Requirement: Copy out each line of the material below that holds the string "label".

Data section:
=== Section Start ===
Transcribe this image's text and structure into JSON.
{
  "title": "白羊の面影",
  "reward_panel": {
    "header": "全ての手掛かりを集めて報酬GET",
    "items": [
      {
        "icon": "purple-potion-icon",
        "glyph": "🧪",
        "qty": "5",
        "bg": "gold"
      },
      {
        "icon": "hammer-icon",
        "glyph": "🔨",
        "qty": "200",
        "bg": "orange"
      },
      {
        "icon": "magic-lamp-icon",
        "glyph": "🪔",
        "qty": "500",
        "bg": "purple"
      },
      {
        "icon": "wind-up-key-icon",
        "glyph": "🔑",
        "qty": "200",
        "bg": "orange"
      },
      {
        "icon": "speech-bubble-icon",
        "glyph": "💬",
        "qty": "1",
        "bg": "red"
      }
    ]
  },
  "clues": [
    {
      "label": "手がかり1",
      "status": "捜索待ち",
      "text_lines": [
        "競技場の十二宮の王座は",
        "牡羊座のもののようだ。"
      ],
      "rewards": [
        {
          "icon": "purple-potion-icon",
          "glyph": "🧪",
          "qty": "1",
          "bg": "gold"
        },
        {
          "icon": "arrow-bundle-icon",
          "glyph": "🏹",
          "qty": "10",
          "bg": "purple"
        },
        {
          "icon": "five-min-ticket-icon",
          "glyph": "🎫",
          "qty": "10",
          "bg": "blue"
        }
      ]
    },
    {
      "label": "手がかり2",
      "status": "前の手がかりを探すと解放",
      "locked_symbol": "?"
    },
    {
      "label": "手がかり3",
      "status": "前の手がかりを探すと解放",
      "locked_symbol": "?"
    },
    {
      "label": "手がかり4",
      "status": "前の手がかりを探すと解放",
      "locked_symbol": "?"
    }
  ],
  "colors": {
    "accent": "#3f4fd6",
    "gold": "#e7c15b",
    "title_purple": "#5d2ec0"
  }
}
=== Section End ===
Answer to this problem:
      "label": "手がかり1",
      "label": "手がかり2",
      "label": "手がかり3",
      "label": "手がかり4",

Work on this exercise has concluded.